Middle school students are going to be so hooked by this book. Perhaps I should change to being a MS librarian just so I can help boys in particular find this book. Don’t worry girls, you’ll love this as much as I did and there is plenty to ponder after you’re finished reading. Just don’t think you can read only one chapter before breakfast. I tried and glanced up 80 pages later to wonder what had happened and where I’d been.

I’ve been craving an adventure story with a good mystery and this arrived in the nick of time to rescue me. Nick of Time will be released in May, 2008, but I can send out some Advanced Reading Copies now to the first ten people to email me. Let’s hope it’s you because everyone wants to be one of the first to read the next great book for kids. ”

—Diane Chen, School Library Journal Review


‘Nick of Time’ takes young readers on a thrilling historical voyage
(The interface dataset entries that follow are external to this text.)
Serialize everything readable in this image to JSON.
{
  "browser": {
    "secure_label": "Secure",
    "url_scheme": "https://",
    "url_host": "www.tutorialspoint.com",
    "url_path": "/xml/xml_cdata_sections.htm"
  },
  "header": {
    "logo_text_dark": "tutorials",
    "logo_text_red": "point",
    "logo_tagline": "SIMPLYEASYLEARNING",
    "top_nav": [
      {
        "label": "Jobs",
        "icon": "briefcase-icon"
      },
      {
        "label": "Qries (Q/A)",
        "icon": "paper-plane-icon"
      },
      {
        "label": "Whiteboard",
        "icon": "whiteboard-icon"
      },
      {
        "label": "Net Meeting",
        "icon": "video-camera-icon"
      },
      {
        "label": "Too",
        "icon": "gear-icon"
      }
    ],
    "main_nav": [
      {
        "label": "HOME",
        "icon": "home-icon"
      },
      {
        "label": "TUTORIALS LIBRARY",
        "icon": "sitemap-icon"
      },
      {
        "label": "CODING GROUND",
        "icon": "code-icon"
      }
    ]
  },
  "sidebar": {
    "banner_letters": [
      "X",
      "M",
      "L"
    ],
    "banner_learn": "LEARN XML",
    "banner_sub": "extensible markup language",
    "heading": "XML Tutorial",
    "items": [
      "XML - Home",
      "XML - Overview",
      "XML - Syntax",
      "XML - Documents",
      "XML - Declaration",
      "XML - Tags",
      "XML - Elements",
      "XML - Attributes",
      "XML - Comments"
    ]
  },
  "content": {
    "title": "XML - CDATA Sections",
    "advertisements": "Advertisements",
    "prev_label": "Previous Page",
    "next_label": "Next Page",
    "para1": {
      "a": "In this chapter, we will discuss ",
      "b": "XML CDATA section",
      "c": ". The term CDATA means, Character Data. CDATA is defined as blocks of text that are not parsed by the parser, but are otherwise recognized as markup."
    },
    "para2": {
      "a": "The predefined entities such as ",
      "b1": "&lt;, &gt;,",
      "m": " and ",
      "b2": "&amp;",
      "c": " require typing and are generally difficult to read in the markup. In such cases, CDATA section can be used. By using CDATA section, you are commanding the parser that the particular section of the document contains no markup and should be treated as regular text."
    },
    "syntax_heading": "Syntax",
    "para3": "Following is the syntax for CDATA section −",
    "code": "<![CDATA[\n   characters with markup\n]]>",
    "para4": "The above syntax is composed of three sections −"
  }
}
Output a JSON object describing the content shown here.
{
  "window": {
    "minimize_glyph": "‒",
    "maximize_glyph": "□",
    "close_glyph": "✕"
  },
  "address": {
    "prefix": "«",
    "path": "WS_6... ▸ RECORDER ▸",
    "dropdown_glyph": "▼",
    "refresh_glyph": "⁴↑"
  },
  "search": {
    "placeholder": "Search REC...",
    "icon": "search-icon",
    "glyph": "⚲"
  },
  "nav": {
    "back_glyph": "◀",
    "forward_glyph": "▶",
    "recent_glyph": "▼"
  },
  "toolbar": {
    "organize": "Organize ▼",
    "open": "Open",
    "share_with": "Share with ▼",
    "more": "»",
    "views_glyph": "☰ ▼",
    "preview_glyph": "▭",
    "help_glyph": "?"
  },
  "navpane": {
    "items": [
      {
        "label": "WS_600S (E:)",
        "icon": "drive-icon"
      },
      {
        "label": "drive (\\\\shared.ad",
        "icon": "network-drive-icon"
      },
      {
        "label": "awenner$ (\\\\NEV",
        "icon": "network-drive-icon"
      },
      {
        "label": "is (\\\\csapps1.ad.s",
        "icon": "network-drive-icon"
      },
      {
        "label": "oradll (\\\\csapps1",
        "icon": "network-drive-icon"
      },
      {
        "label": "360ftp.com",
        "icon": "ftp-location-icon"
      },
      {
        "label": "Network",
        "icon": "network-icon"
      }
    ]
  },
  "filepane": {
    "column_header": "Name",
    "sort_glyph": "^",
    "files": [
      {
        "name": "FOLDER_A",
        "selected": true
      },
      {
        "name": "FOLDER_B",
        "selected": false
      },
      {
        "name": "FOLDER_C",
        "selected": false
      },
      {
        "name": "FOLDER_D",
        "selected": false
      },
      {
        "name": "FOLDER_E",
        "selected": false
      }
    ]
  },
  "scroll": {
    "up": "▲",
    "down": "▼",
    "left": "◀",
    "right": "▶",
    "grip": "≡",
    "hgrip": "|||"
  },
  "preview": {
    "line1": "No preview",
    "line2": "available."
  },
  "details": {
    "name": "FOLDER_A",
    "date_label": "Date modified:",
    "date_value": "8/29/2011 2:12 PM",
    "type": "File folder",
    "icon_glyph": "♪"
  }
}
What is it about seafaring stories that thrills the most confirmed landlubber? People who devoured Patrick O’Brian’s Aubrey-Maturin series can rejoice this summer at the possibility of sharing the passion for the British Royal Navy with their offspring. In his first novel for children, “Nick of Time” (St. Martin’s Griffin: 448 pp., $17.95, ages 9-12), Ted Bell, author of the bestselling Alex Hawke books, tells a time-travel story in which Nicholas McIver, an intrepid 12-year-old sailor and son of a lighthouse keeper in the English Channel Islands, helps Hawke rescue his young children from the clutches of an evil pirate. The chase takes them from Nazi-infested waters on the eve of World War II to the sea battles of Lord Nelson’s time, through the magic of a time machine handed down from Leonardo da Vinci.

If it’s surprising that children who have never set foot on a boat will tolerate lengthy discussion of how much water a boat will draw and how much sail should be reefed to pass over a tricky spot, remember that one of the pleasures of reading is to learn specialized vocabulary having little relation to our daily life. We are accustomed to it from an early age; think of all the books we read to our children that taught them the sounds of barnyard animals. How many of our kids ever come into contact with cows, sheep, horses? But they all know what the pig says. So why not let “mizzenmast halyards” roll trippingly off the tongue?

This is the first historical novel my 10-year-old son has taken to, and it’s in large part thanks to the reading of John Shea (“Nick of Time,” audio version, Macmillan Young Listeners, 10 CDs, $29.95), whose rich voice gives a sense of grand adventure while maintaining the proper square-jawed demeanor for the British gentleman-in-training, young Nick McIver. There is an undeniable attraction for boys to the figure of the heroic Englishman (though Nick’s spunky younger sister will seem to girls the true hero of the novel), and Nick’s mantra in times of stress — “Nelson the strong, Nelson the brave, Nelson, the lord of the sea” — gets him through the most grueling of moments, when a boy might otherwise give up. The descriptions of the sea battles here are definitely not for the faint of heart.

In the middle of the book, my son leaned back thoughtfully and said, “I’m beginning to get the idea that the French and the English don’t like each other very much.” What better way to grasp one of the essentials of European history?

—Sonja Bolle , June 29, 2008 Los Angeles Times